Second, are researchers exempted if they also test whether personal devices respect privacy, or does this violate the “solely” and “primary” requirements? The Software Freedom Conservancy proposed expanding the security research exemption to clarify that “good-faith security research” covers testing, investigation, and/or correction of privacy-related issues and allows modification to protect personal information.
Class 17: All Works—Accessibility Uses
Current exemptions permit circumvention for a series of uses to enable access to copyrighted media for people with disabilities. However, these exemptions are specific to categories of copyrighted works, for example e-books and films, and to particular circumstances of use, like education. A coalition of disability and library organizations argued that this patchwork presents challenges for disabled people, who must have both the resources to pursue circumvention and to develop a legal understanding of the specific exemptions to §1201. The coalition proposes a blanket exemption that comprehensively allows circumvention to “enable equitable access to copyrighted works for people who have disabilities” in order to meaningfully lower barriers to access.
Of the remaining proposals, three may be of particular interest to developers:
- Class 7(a) & (b): Text and Data Mining. A petition by the Authors Alliance, American Association of University Professors, and Library Copyright Alliance proposes an exemption to enable access to copyrighted works for computational analysis, using processes such as text and data mining. With the rapid growth in artificial intelligence capabilities, the ability to access and analyze works is particularly important to help build and test machine learning models used for a wide range of AI applications.
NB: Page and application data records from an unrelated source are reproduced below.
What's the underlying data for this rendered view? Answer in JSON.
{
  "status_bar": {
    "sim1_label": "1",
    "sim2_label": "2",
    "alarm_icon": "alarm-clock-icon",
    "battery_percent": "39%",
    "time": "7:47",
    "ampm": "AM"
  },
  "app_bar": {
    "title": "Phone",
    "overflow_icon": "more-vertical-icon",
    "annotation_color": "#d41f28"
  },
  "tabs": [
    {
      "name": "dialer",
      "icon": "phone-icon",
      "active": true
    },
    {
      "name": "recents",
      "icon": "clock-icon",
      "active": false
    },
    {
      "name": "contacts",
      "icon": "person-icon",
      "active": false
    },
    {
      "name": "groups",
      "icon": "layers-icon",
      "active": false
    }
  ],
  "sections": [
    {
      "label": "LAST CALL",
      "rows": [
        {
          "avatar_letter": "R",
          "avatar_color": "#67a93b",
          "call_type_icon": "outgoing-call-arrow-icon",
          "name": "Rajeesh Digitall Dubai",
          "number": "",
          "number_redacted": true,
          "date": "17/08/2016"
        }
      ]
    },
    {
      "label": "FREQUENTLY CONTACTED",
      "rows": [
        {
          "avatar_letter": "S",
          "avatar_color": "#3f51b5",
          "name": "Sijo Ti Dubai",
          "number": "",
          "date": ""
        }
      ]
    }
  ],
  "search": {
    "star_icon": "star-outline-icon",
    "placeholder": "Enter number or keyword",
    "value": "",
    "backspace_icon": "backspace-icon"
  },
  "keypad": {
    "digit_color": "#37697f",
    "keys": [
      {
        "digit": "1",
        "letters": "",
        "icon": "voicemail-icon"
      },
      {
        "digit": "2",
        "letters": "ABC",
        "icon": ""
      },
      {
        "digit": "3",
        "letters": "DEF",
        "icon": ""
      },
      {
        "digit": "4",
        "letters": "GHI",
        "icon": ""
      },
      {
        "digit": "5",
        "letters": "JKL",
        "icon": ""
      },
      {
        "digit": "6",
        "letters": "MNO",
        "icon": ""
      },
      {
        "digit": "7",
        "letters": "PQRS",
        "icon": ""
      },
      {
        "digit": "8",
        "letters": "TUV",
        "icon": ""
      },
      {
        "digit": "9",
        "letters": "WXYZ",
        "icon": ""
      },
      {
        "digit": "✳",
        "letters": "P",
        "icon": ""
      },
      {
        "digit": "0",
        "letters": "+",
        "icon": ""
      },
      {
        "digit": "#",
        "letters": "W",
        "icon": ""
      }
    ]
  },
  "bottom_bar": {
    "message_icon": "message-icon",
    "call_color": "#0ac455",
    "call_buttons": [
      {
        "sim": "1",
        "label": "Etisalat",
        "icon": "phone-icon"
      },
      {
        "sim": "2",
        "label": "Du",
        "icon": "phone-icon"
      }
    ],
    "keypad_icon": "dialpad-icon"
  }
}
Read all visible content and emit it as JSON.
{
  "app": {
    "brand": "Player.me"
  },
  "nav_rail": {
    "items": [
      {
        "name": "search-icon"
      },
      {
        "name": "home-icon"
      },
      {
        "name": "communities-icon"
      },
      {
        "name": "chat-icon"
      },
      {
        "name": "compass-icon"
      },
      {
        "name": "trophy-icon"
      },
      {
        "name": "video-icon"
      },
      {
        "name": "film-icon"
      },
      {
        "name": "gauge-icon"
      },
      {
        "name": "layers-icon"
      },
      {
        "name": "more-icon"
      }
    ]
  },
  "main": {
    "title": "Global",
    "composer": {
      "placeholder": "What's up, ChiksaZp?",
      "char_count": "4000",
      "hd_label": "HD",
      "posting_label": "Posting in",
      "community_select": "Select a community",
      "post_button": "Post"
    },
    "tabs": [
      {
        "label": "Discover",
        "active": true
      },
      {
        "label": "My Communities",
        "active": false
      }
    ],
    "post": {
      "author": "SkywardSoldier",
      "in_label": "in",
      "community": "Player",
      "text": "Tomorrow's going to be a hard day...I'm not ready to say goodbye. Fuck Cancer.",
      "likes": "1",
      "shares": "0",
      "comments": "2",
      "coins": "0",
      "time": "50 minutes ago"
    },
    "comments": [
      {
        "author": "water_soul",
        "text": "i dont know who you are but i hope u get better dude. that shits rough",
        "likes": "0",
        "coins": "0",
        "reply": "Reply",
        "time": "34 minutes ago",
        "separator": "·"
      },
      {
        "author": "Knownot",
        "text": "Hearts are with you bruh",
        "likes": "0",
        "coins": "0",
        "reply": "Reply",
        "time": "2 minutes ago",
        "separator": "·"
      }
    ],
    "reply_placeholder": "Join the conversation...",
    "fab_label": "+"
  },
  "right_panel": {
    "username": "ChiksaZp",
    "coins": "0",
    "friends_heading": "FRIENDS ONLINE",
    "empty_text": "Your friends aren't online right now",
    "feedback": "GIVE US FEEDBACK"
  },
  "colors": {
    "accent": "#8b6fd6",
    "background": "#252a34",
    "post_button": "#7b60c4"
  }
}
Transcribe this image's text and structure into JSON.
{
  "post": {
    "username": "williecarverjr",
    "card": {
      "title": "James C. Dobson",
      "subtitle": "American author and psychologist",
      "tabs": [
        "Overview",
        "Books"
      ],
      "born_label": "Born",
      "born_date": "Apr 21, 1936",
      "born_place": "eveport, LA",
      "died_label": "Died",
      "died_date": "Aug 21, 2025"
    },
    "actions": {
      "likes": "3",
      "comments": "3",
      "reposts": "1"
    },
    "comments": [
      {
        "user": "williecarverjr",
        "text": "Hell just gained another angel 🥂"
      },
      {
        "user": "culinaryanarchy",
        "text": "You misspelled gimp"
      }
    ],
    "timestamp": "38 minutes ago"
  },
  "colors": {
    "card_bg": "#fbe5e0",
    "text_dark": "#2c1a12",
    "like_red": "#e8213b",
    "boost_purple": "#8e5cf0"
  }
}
- Class 16: Copyright License Investigation. A petition by Software Freedom Conservancy seeks to obtain an exemption that would allow investigation to determine if computer works infringe copyright, including by violating free and open source software license terms.
- Class 14(a) & (b): Preservation. Two petitions by the Software Preservation Network and Library Copyright Alliance seek to expand access to archival copies beyond the physical location of the archive.
You have an opportunity to let your voice be heard. Developers can provide comments on proposed exemptions by submitting comments to the Copyright Office. Comments must be submitted for each separate class of exemption and should provide evidence related to the need for or harm caused by the exemption. In general, the Copyright Office has noted that real-world examples of evidence will be more compelling than hypotheticals. The Copyright Office also published what information it would find useful for each class. Comments can suggest specific language for the Copyright Office to adopt.
The first round of comments in support of the proposals is due December 14. The next round of comments in opposition of the proposals are due February 9, 2021. View the detailed process timeline and make your voice heard by submitting a comment here today.